      The Trello-style card board breaks down at a certain point where cards are no longer visible.

  3. Great show yet again guys. I thought I’d pass along another priority option. Like you, I used trello, but recently jumped onto the Evernote and The Secret Weapon process. Now EVERYTHING is in Evernote. I no longer miss meetings, deliverables or letting things pile up. The email integration is killer so my inbox stays uncluttered and distraction free. Like the ABCDE method, I use 1 through 5 for “now”, “next” all the way down to “someday”. I also added daily and specific days. The gist of it is that as emails come in or as todo’s get created, I email my special Evernote email address (each account has one that adds notes to your default notebook), then I delete the emails from my inbox so they don’t cause visual clutter / distractions. Then, every morning i look at all untagged notes and tag them up, but most importantly tag them for priorities or work type. Each day I work from my “1-now” tag and delete stuff (if it’s transient) or just remove the “1-now” tag. I also look at my “2-next” and “3-soon” and “4-later” tags to move stuff up that needs to be moved up. When something has a specific due date, I add a reminder to the note. I really like this because the title of the note is the todo item but if there are supporting documents / information / recordings, they are part of the body. When driving I can also quickly create an audio note from the mobile app which I can process the next day.

    I’ve written up the details of the process here on my blog:

    A great side effect, I’ve consolidated down from two tools (Evernote & trello) I used for notes, ideas and todo’s down to a single tool. Nothing against trello, but less is more for my state of mind.

    Since I did this, my productivity and external facing reliability to customers has skyrocketed.
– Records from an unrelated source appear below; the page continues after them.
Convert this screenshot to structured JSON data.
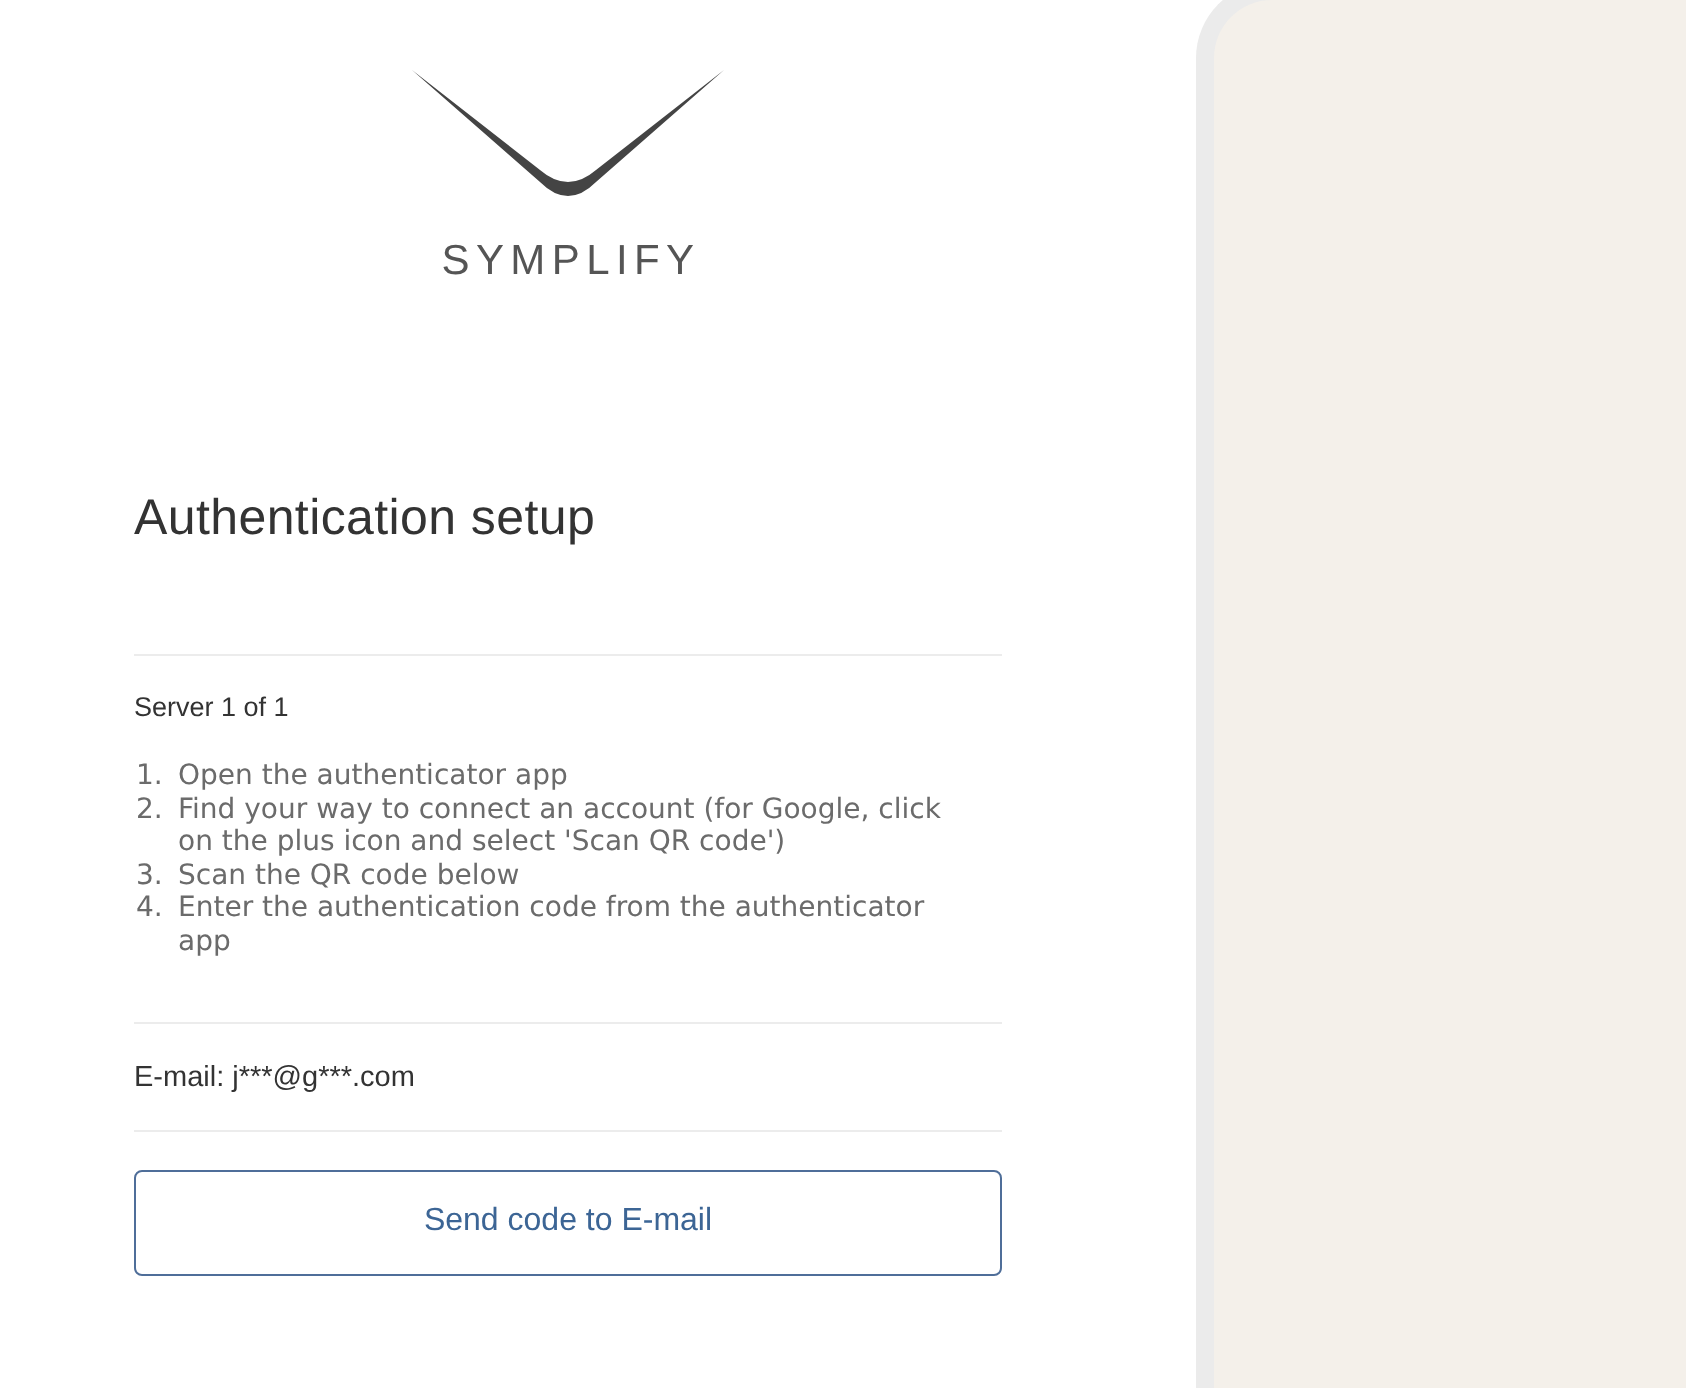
{
  "logo": {
    "wordmark": "SYMPLIFY"
  },
  "heading": "Authentication setup",
  "server_label": "Server 1 of 1",
  "steps": [
    {
      "number": "1.",
      "text": "Open the authenticator app"
    },
    {
      "number": "2.",
      "text": "Find your way to connect an account (for Google, click on the plus icon and select 'Scan QR code')"
    },
    {
      "number": "3.",
      "text": "Scan the QR code below"
    },
    {
      "number": "4.",
      "text": "Enter the authentication code from the authenticator app"
    }
  ],
  "email": "E-mail: j***@g***.com",
  "button": "Send code to E-mail"
}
    BTW, to your point about delegating 5m tasks… For me, it’s the cost of task switching. It’s not that these 5m tasks pile up, it’s the cost associated with constantly switching tasks.